Behind the ‘raw’ photo of Roger Federer and Rafael Nadal that captures their enduring friendship, their mutual appreciation of each other’s game and their dedication to each other, is a far deeper and more complex relationship than first meets the eye.
Federer’s support, which is now legendary, was always mutual. It’s a relationship based on the need to do good for the other person, not the desire to be seen as the good one. Both understand that no one has to win at any cost — only to have the victory be the best for the other — and that can’t be a coincidence.
While the players talk about each other in intimate terms, their real conversations are conducted in front of tennis media and fans on tennis.com, where they talk about other topics besides tennis, sports or sports trivia. What they really talk about is tennis.

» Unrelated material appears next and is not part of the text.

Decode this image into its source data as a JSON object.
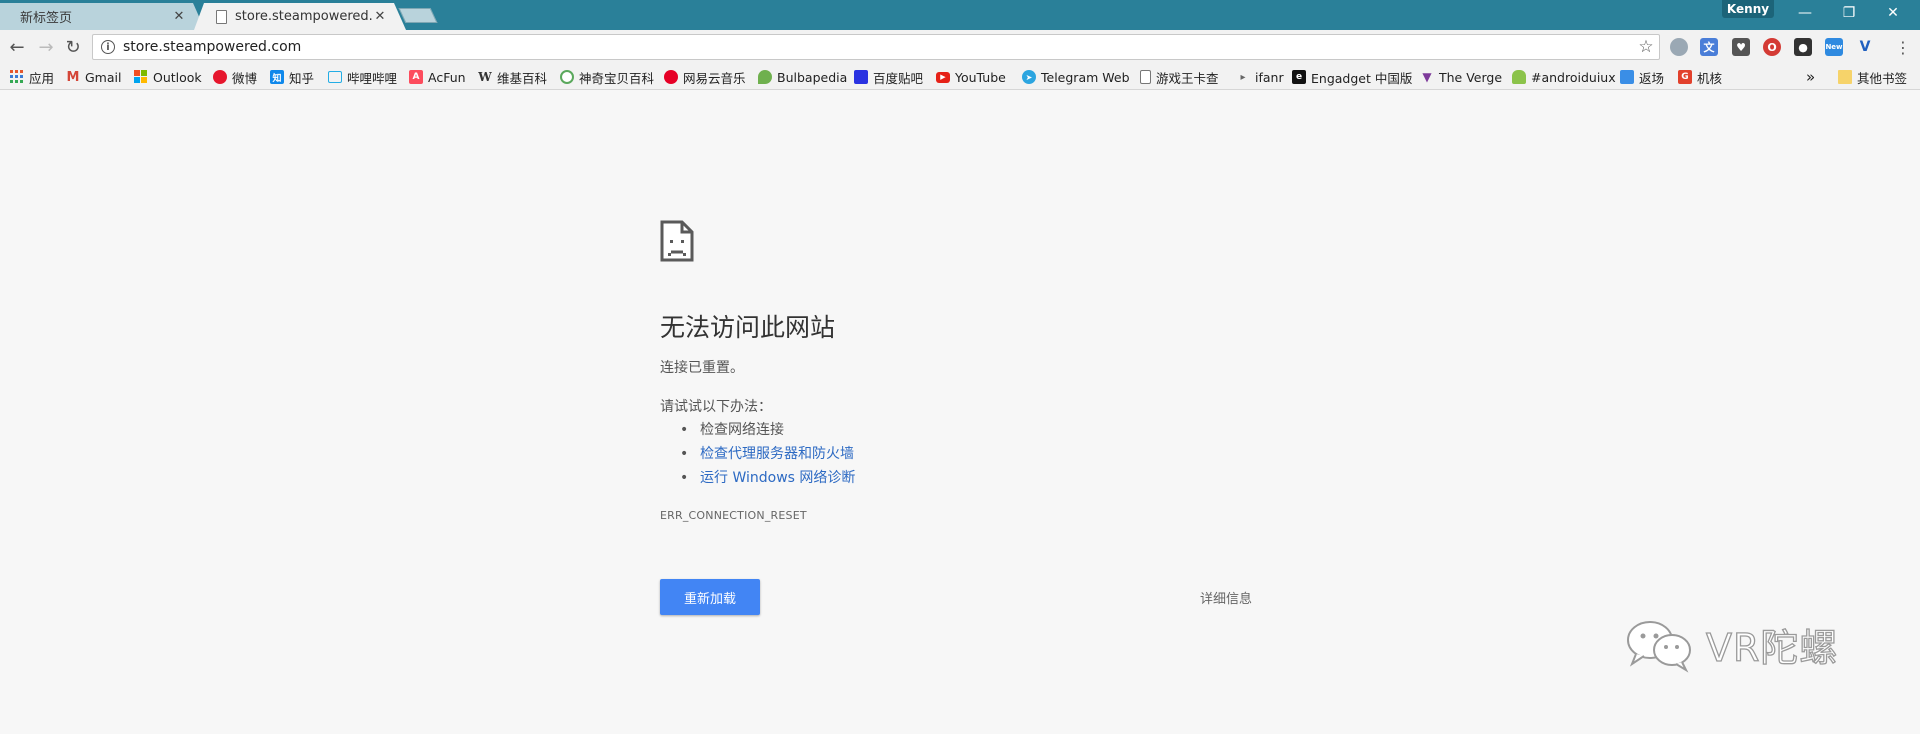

From the way they interact with fans, to their interest in their fellow players, they don’t act like best friends, but more like a tennis equivalent of a high school gang. That’s why Federer has been named in the annual “50 Greatest Tennis Players” poll, and why the first time someone saw the two, they were talking about tennis. Then they found out who was behind the two, and it became a tennis phenomenon.
The more we know about the men who made tennis great, the more the players know about each other.

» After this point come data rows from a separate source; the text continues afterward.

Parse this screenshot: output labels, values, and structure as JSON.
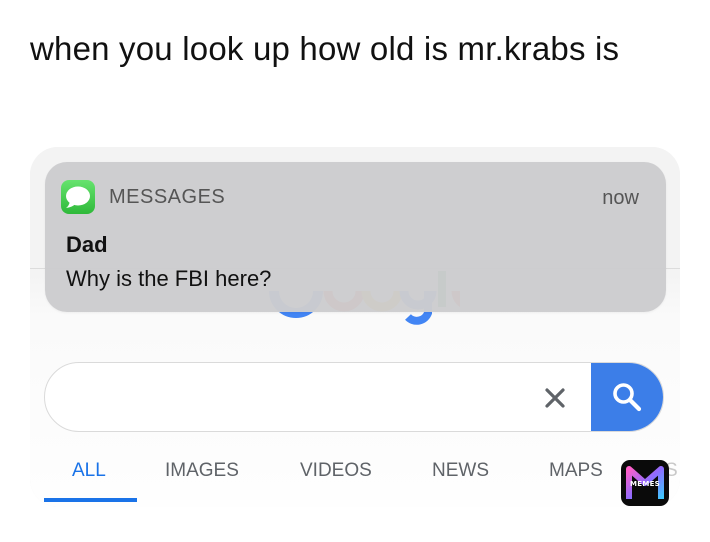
{
  "caption": "when you look up how old is mr.krabs is",
  "notification": {
    "app_name": "MESSAGES",
    "time": "now",
    "sender": "Dad",
    "message": "Why is the FBI here?",
    "icon": "messages-app-icon",
    "icon_color": "#34c759"
  },
  "search": {
    "value": "",
    "placeholder": "",
    "clear_glyph": "×",
    "clear_icon": "close-icon",
    "search_icon": "search-icon",
    "button_color": "#3c7ee8"
  },
  "tabs": {
    "items": [
      {
        "label": "ALL",
        "active": true
      },
      {
        "label": "IMAGES",
        "active": false
      },
      {
        "label": "VIDEOS",
        "active": false
      },
      {
        "label": "NEWS",
        "active": false
      },
      {
        "label": "MAPS",
        "active": false
      }
    ],
    "overflow_fragment": "S",
    "active_color": "#1a73e8"
  },
  "watermark": {
    "label": "MEMES",
    "icon": "memes-logo-icon"
  }
}
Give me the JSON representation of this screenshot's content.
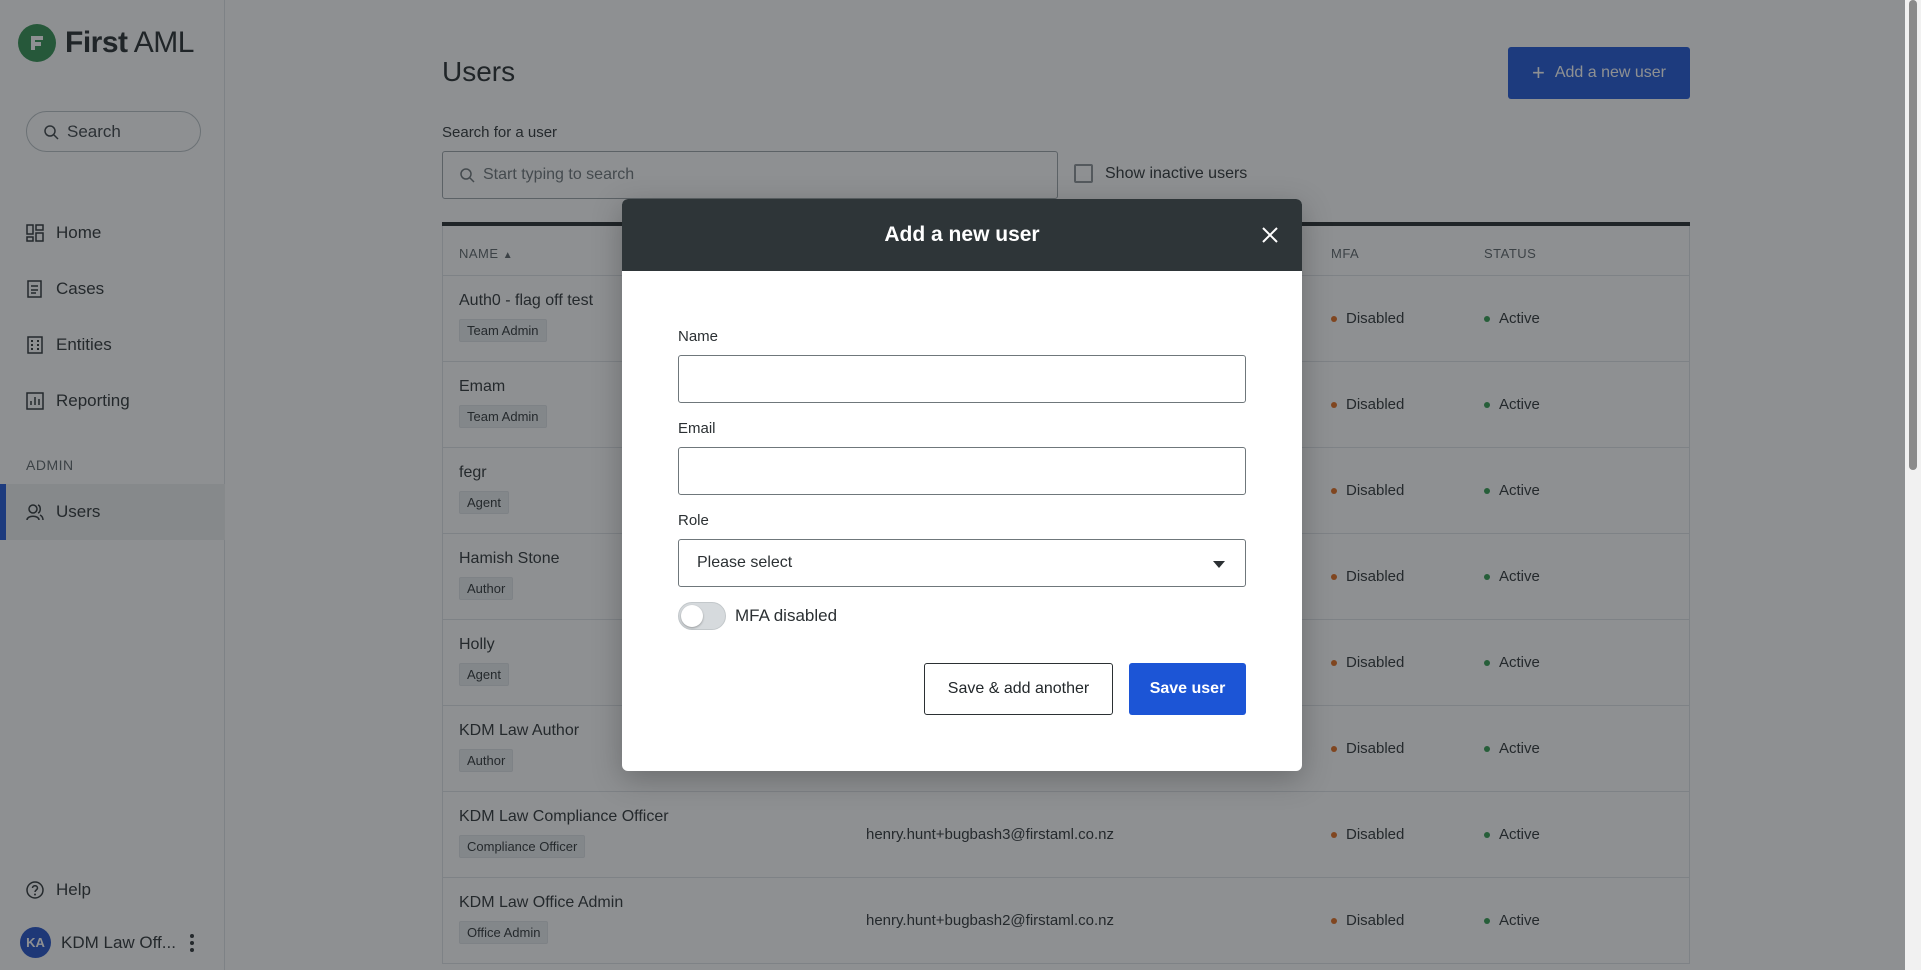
{
  "brand": {
    "name_bold": "First",
    "name_light": " AML",
    "accent": "#1c55d6",
    "logo_color": "#2f8f4e"
  },
  "sidebar": {
    "search_label": "Search",
    "items": [
      {
        "label": "Home",
        "icon": "grid-icon"
      },
      {
        "label": "Cases",
        "icon": "document-icon"
      },
      {
        "label": "Entities",
        "icon": "building-icon"
      },
      {
        "label": "Reporting",
        "icon": "chart-icon"
      }
    ],
    "admin_section": "ADMIN",
    "admin_items": [
      {
        "label": "Users",
        "icon": "users-icon",
        "active": true
      }
    ],
    "help_label": "Help",
    "user_initials": "KA",
    "user_name": "KDM Law Off..."
  },
  "main": {
    "title": "Users",
    "add_button": "Add a new user",
    "search_label": "Search for a user",
    "search_placeholder": "Start typing to search",
    "show_inactive_label": "Show inactive users",
    "columns": {
      "name": "NAME",
      "mfa": "MFA",
      "status": "STATUS"
    },
    "rows": [
      {
        "name": "Auth0 - flag off test",
        "role": "Team Admin",
        "email": "",
        "mfa": "Disabled",
        "status": "Active"
      },
      {
        "name": "Emam",
        "role": "Team Admin",
        "email": "",
        "mfa": "Disabled",
        "status": "Active"
      },
      {
        "name": "fegr",
        "role": "Agent",
        "email": "",
        "mfa": "Disabled",
        "status": "Active"
      },
      {
        "name": "Hamish Stone",
        "role": "Author",
        "email": "",
        "mfa": "Disabled",
        "status": "Active"
      },
      {
        "name": "Holly",
        "role": "Agent",
        "email": "",
        "mfa": "Disabled",
        "status": "Active"
      },
      {
        "name": "KDM Law Author",
        "role": "Author",
        "email": "",
        "mfa": "Disabled",
        "status": "Active"
      },
      {
        "name": "KDM Law Compliance Officer",
        "role": "Compliance Officer",
        "email": "henry.hunt+bugbash3@firstaml.co.nz",
        "mfa": "Disabled",
        "status": "Active"
      },
      {
        "name": "KDM Law Office Admin",
        "role": "Office Admin",
        "email": "henry.hunt+bugbash2@firstaml.co.nz",
        "mfa": "Disabled",
        "status": "Active"
      }
    ]
  },
  "modal": {
    "title": "Add a new user",
    "name_label": "Name",
    "name_value": "",
    "email_label": "Email",
    "email_value": "",
    "role_label": "Role",
    "role_value": "Please select",
    "mfa_toggle_label": "MFA disabled",
    "mfa_enabled": false,
    "save_another_label": "Save & add another",
    "save_label": "Save user"
  }
}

In an era that’s come to be defined as “the game has changed,” some of the defining moments in tennis history have been the way these five have interacted.
Federer’s support and devotion to the other
Rafael Nadal is Federer’s idol. That’s never more evident than at the moment after Federer’s loss to Novak Djokovic in the first round of the Australian Open in December 2010. His phone was ringing constantly. He would get phone calls from people who wanted to talk to him. He was worried.
He didn’t like